What is being asked
This task requires every entry to be set down again exactly.

[Information provided Boundary: Start]

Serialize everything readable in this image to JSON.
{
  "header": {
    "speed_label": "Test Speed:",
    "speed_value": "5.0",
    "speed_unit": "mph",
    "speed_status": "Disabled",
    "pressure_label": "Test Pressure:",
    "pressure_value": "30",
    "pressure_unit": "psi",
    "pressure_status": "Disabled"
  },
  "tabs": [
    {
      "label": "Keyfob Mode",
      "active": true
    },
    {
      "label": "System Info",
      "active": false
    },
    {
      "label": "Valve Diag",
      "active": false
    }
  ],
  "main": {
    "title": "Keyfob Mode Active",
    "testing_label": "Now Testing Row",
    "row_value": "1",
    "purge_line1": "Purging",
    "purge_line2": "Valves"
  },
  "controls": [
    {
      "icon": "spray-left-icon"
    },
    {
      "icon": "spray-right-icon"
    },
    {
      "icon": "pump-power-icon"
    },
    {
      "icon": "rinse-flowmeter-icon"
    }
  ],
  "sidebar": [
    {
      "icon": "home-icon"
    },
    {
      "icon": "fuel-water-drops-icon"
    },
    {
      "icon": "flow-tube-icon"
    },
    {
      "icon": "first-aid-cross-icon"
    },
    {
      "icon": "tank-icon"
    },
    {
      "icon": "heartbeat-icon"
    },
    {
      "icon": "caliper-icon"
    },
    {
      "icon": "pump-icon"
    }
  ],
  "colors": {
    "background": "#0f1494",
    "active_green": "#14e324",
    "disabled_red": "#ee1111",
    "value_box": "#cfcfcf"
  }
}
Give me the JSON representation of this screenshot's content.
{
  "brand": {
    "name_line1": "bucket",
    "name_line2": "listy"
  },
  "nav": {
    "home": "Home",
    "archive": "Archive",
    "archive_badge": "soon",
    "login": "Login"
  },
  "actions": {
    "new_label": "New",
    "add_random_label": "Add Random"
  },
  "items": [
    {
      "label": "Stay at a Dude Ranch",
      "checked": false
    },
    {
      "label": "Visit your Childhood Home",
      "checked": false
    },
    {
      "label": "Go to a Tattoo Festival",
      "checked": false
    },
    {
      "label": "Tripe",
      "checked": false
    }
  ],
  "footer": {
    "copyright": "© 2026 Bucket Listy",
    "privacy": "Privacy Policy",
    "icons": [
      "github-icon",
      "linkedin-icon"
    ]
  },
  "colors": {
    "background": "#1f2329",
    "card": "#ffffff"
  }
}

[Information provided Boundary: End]

Reply
Serialize everything readable in this image to JSON.
{
  "header": {
    "speed_label": "Test Speed:",
    "speed_value": "5.0",
    "speed_unit": "mph",
    "speed_status": "Disabled",
    "pressure_label": "Test Pressure:",
    "pressure_value": "30",
    "pressure_unit": "psi",
    "pressure_status": "Disabled"
  },
  "tabs": [
    {
      "label": "Keyfob Mode",
      "active": true
    },
    {
      "label": "System Info",
      "active": false
    },
    {
      "label": "Valve Diag",
      "active": false
    }
  ],
  "main": {
    "title": "Keyfob Mode Active",
    "testing_label": "Now Testing Row",
    "row_value": "1",
    "purge_line1": "Purging",
    "purge_line2": "Valves"
  },
  "controls": [
    {
      "icon": "spray-left-icon"
    },
    {
      "icon": "spray-right-icon"
    },
    {
      "icon": "pump-power-icon"
    },
    {
      "icon": "rinse-flowmeter-icon"
    }
  ],
  "sidebar": [
    {
      "icon": "home-icon"
    },
    {
      "icon": "fuel-water-drops-icon"
    },
    {
      "icon": "flow-tube-icon"
    },
    {
      "icon": "first-aid-cross-icon"
    },
    {
      "icon": "tank-icon"
    },
    {
      "icon": "heartbeat-icon"
    },
    {
      "icon": "caliper-icon"
    },
    {
      "icon": "pump-icon"
    }
  ],
  "colors": {
    "background": "#0f1494",
    "active_green": "#14e324",
    "disabled_red": "#ee1111",
    "value_box": "#cfcfcf"
  }
}
Give me the JSON representation of this screenshot's content.
{
  "brand": {
    "name_line1": "bucket",
    "name_line2": "listy"
  },
  "nav": {
    "home": "Home",
    "archive": "Archive",
    "archive_badge": "soon",
    "login": "Login"
  },
  "actions": {
    "new_label": "New",
    "add_random_label": "Add Random"
  },
  "items": [
    {
      "label": "Stay at a Dude Ranch",
      "checked": false
    },
    {
      "label": "Visit your Childhood Home",
      "checked": false
    },
    {
      "label": "Go to a Tattoo Festival",
      "checked": false
    },
    {
      "label": "Tripe",
      "checked": false
    }
  ],
  "footer": {
    "copyright": "© 2026 Bucket Listy",
    "privacy": "Privacy Policy",
    "icons": [
      "github-icon",
      "linkedin-icon"
    ]
  },
  "colors": {
    "background": "#1f2329",
    "card": "#ffffff"
  }
}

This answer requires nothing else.